> [Problem to solve]: Give the entries again exactly. Skip the pictures.

> [Source information]:
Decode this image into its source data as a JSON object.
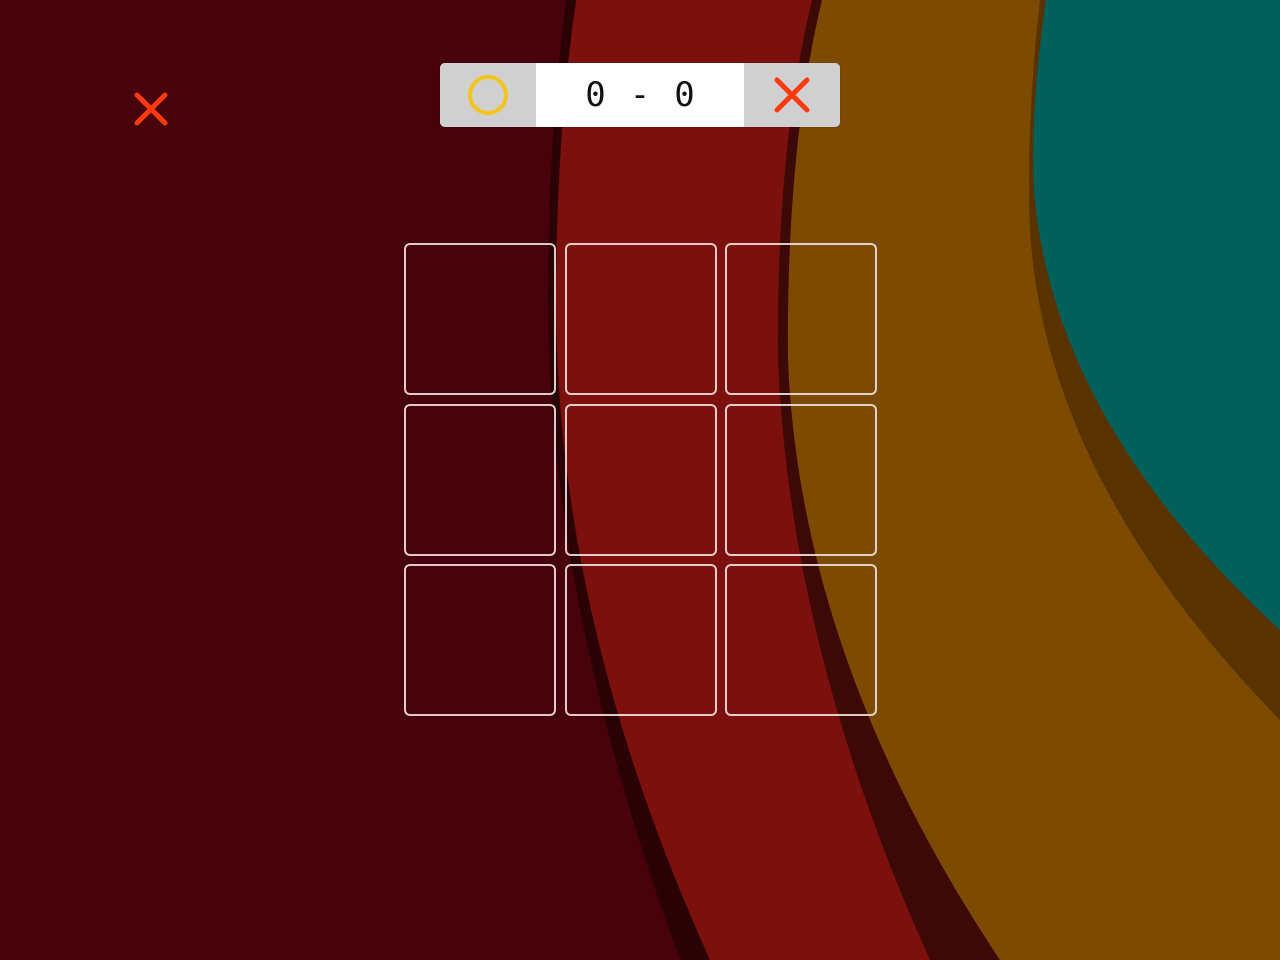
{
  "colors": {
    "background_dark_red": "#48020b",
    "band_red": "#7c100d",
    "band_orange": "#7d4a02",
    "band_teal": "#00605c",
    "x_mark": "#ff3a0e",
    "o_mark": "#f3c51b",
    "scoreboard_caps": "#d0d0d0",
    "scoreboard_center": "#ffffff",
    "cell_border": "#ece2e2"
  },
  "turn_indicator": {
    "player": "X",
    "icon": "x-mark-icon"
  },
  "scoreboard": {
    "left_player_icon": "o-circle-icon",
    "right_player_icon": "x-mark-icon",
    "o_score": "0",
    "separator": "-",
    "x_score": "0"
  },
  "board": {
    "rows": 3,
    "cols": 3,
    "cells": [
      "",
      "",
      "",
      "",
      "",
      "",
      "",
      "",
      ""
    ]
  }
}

> [Response area]:
Decode this image into its source data as a JSON object.
{
  "colors": {
    "background_dark_red": "#48020b",
    "band_red": "#7c100d",
    "band_orange": "#7d4a02",
    "band_teal": "#00605c",
    "x_mark": "#ff3a0e",
    "o_mark": "#f3c51b",
    "scoreboard_caps": "#d0d0d0",
    "scoreboard_center": "#ffffff",
    "cell_border": "#ece2e2"
  },
  "turn_indicator": {
    "player": "X",
    "icon": "x-mark-icon"
  },
  "scoreboard": {
    "left_player_icon": "o-circle-icon",
    "right_player_icon": "x-mark-icon",
    "o_score": "0",
    "separator": "-",
    "x_score": "0"
  },
  "board": {
    "rows": 3,
    "cols": 3,
    "cells": [
      "",
      "",
      "",
      "",
      "",
      "",
      "",
      "",
      ""
    ]
  }
}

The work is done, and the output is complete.